• [WHAT TO DO] Return the listing exactly as it appears, but strip out the images.

• [EXCERPTED RECORDS]
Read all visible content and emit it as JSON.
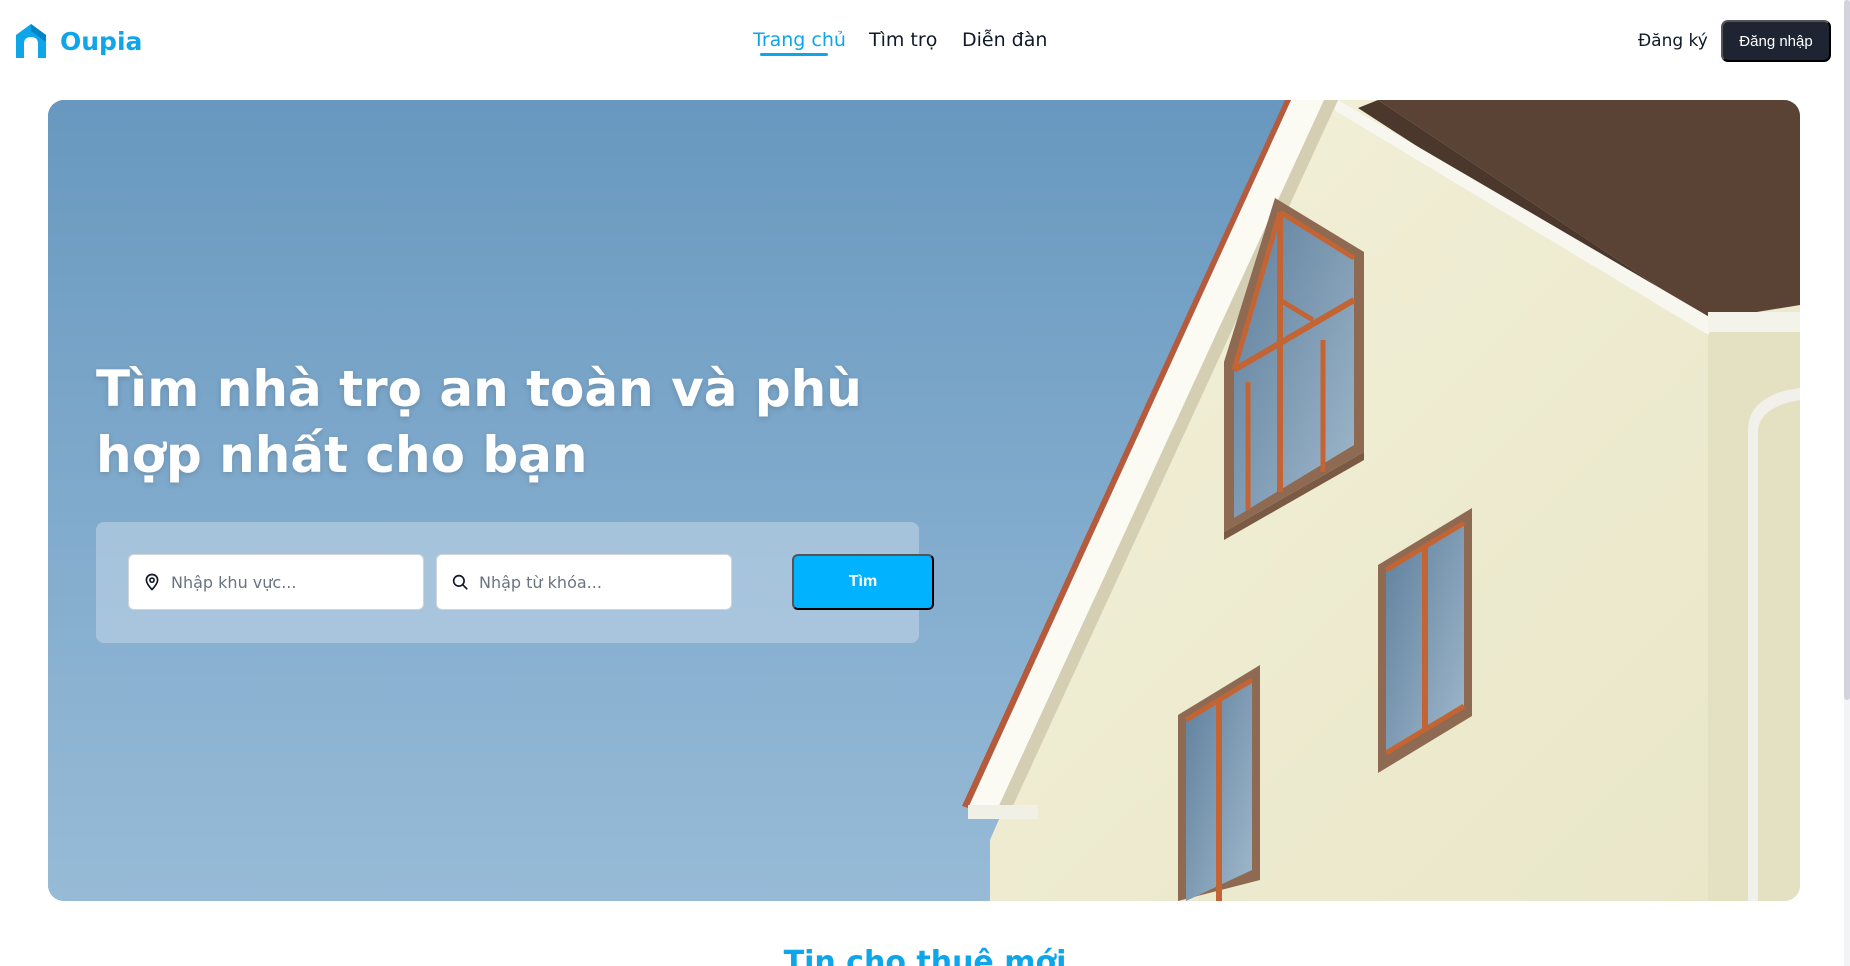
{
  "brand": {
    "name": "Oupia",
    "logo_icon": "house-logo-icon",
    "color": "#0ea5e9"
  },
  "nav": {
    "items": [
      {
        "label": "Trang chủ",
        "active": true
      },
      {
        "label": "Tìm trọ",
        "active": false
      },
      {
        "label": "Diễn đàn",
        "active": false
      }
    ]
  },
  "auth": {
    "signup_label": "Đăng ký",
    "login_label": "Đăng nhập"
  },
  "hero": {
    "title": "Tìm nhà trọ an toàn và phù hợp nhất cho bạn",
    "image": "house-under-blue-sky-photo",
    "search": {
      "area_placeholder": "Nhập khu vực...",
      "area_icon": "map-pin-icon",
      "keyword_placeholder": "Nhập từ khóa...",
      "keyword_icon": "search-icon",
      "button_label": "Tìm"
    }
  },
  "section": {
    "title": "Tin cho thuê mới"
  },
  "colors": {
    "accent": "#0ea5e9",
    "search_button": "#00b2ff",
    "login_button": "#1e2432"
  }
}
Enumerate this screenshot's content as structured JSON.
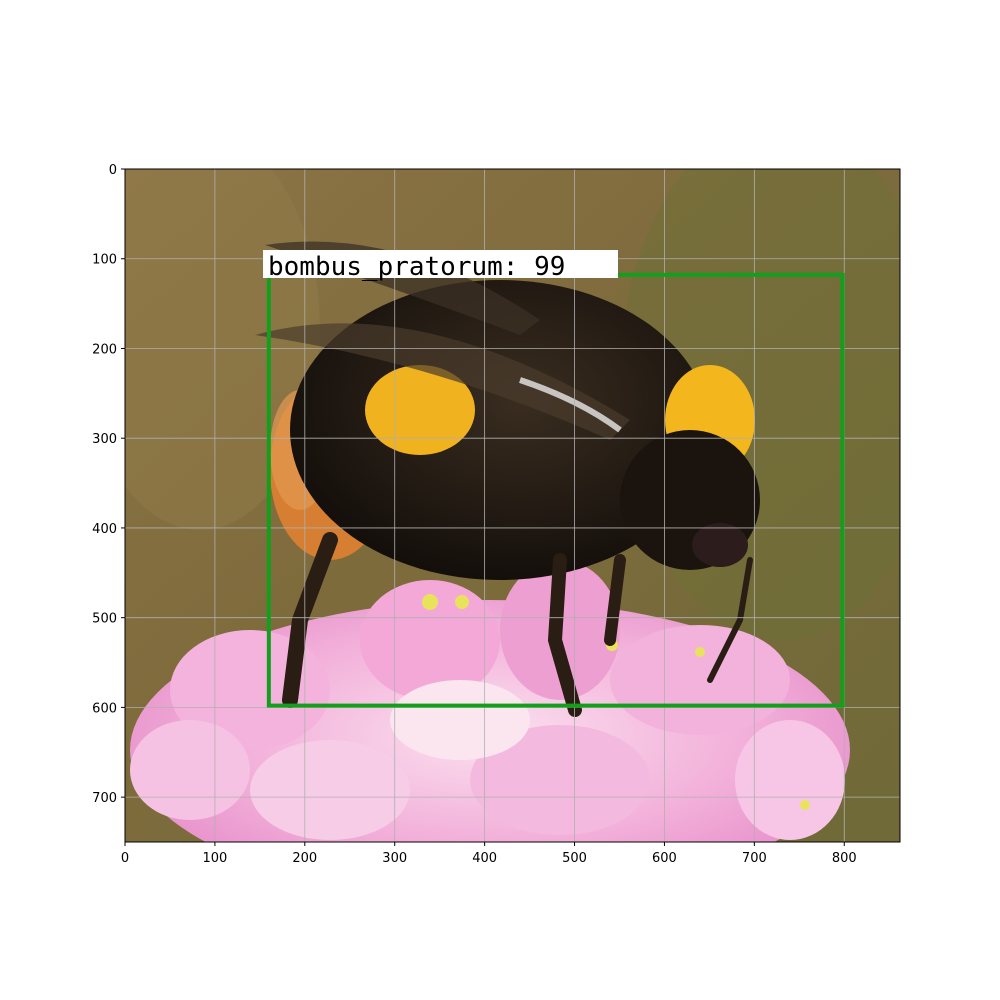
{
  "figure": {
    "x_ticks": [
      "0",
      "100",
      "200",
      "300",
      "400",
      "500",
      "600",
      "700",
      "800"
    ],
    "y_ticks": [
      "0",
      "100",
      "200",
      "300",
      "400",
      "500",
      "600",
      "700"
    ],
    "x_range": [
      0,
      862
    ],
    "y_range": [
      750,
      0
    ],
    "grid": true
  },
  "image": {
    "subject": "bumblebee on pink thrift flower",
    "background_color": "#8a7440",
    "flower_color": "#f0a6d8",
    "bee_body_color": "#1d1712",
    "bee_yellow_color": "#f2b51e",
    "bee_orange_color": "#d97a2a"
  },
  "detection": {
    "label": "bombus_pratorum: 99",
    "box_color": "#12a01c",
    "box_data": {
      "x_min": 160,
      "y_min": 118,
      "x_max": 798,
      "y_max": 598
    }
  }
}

• [THE ANSWER]
Read all visible content and emit it as JSON.
{
  "brand": {
    "name": "Oupia",
    "logo_icon": "house-logo-icon",
    "color": "#0ea5e9"
  },
  "nav": {
    "items": [
      {
        "label": "Trang chủ",
        "active": true
      },
      {
        "label": "Tìm trọ",
        "active": false
      },
      {
        "label": "Diễn đàn",
        "active": false
      }
    ]
  },
  "auth": {
    "signup_label": "Đăng ký",
    "login_label": "Đăng nhập"
  },
  "hero": {
    "title": "Tìm nhà trọ an toàn và phù hợp nhất cho bạn",
    "image": "house-under-blue-sky-photo",
    "search": {
      "area_placeholder": "Nhập khu vực...",
      "area_icon": "map-pin-icon",
      "keyword_placeholder": "Nhập từ khóa...",
      "keyword_icon": "search-icon",
      "button_label": "Tìm"
    }
  },
  "section": {
    "title": "Tin cho thuê mới"
  },
  "colors": {
    "accent": "#0ea5e9",
    "search_button": "#00b2ff",
    "login_button": "#1e2432"
  }
}
Enumerate this screenshot's content as structured JSON.
{
  "figure": {
    "x_ticks": [
      "0",
      "100",
      "200",
      "300",
      "400",
      "500",
      "600",
      "700",
      "800"
    ],
    "y_ticks": [
      "0",
      "100",
      "200",
      "300",
      "400",
      "500",
      "600",
      "700"
    ],
    "x_range": [
      0,
      862
    ],
    "y_range": [
      750,
      0
    ],
    "grid": true
  },
  "image": {
    "subject": "bumblebee on pink thrift flower",
    "background_color": "#8a7440",
    "flower_color": "#f0a6d8",
    "bee_body_color": "#1d1712",
    "bee_yellow_color": "#f2b51e",
    "bee_orange_color": "#d97a2a"
  },
  "detection": {
    "label": "bombus_pratorum: 99",
    "box_color": "#12a01c",
    "box_data": {
      "x_min": 160,
      "y_min": 118,
      "x_max": 798,
      "y_max": 598
    }
  }
}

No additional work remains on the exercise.